Available government research and domestic violence data suggest these laws have not significantly lowered domestic violence in states where they exist.
DENVER (KDVR) — Denver Broncos wide receiver Jerry Jeudy appeared in Arapahoe County Court Friday morning to face charges of criminal tampering with a domestic violence enhancer. The woman who called the police asked for the charges to be dropped, which the judge said was not possible.
The case has put a spotlight on Colorado police’s domestic violence arrest procedures. Under a law passed in 1994, police are required to arrest an accused perpetrator if there is any probable cause to believe that the accused committed an act of domestic violence.
Colorado is not the only state with such laws. Available government research and domestic violence data suggest these laws have not significantly lowered domestic violence in states where they exist.
Sixteen states and the District of Columbia have mandatory arrest laws for domestic violence: Alaska, Arizona, Colorado, Connecticut, Kansas, Louisiana, Maine, Mississippi, Nevada, New Jersey, Ohio, Oregon, Rhode Island, South Dakota, Utah and Washington.

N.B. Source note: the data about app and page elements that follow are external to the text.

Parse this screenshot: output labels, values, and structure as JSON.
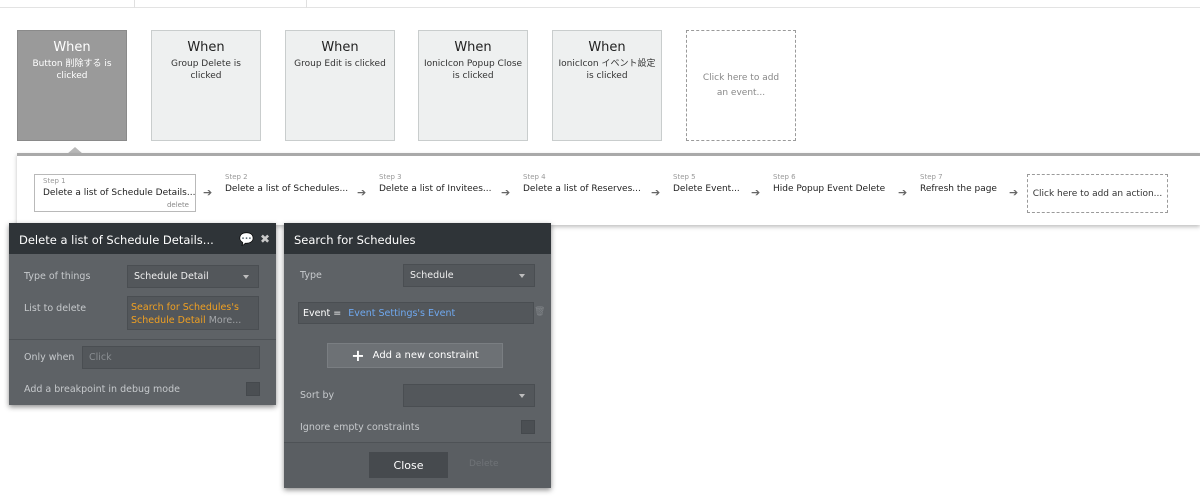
{
  "events": [
    {
      "when": "When",
      "desc": "Button 削除する is clicked"
    },
    {
      "when": "When",
      "desc": "Group Delete is clicked"
    },
    {
      "when": "When",
      "desc": "Group Edit is clicked"
    },
    {
      "when": "When",
      "desc": "IonicIcon Popup Close is clicked"
    },
    {
      "when": "When",
      "desc": "IonicIcon イベント設定 is clicked"
    }
  ],
  "add_event_label": "Click here to add an event...",
  "steps": [
    {
      "num": "Step 1",
      "title": "Delete a list of Schedule Details...",
      "tag": "delete"
    },
    {
      "num": "Step 2",
      "title": "Delete a list of Schedules..."
    },
    {
      "num": "Step 3",
      "title": "Delete a list of Invitees..."
    },
    {
      "num": "Step 4",
      "title": "Delete a list of Reserves..."
    },
    {
      "num": "Step 5",
      "title": "Delete Event..."
    },
    {
      "num": "Step 6",
      "title": "Hide Popup Event Delete"
    },
    {
      "num": "Step 7",
      "title": "Refresh the page"
    }
  ],
  "add_action_label": "Click here to add an action...",
  "action_panel": {
    "title": "Delete a list of Schedule Details...",
    "type_label": "Type of things",
    "type_value": "Schedule Detail",
    "list_label": "List to delete",
    "list_value_line1": "Search for Schedules's",
    "list_value_line2": "Schedule Detail",
    "list_more": "More...",
    "only_when_label": "Only when",
    "only_when_placeholder": "Click",
    "breakpoint_label": "Add a breakpoint in debug mode"
  },
  "search_panel": {
    "title": "Search for Schedules",
    "type_label": "Type",
    "type_value": "Schedule",
    "constraint_key": "Event =",
    "constraint_value": "Event Settings's Event",
    "add_constraint_label": "Add a new constraint",
    "sort_label": "Sort by",
    "sort_value": "",
    "ignore_label": "Ignore empty constraints",
    "close_label": "Close",
    "delete_label": "Delete"
  },
  "colors": {
    "accent_orange": "#f0a022",
    "constraint_blue": "#6fa8ef",
    "panel_bg": "#5e6266",
    "header_bg": "#2f3438"
  }
}
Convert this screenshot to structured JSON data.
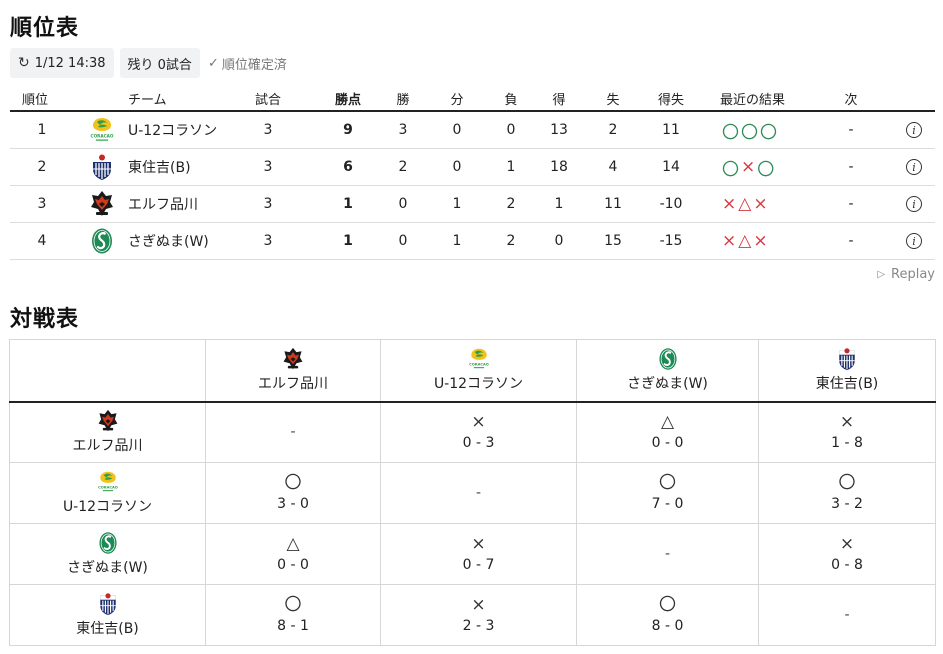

A 2009 study from Harvard University researcher Radha Iyengar suggested these laws “may not have the strong deterrent effect anticipated.”
Recent statistics agree. Mandatory arrest laws do not appear to correspond with lower rates of domestic violence.
States with mandatory arrest laws have on average higher domestic violence rates, according to annual figures from the National Coalition Against Domestic Violence.
According to the coalition, 36.8% of Colorado women and 30.5% of Colorado men experience intimate partner physical violence, intimate partner sexual violence and/or intimate partner stalking in their lives.
More of the states with mandatory arrest laws are on the higher end of the domestic violence rate spectrum than the lower end.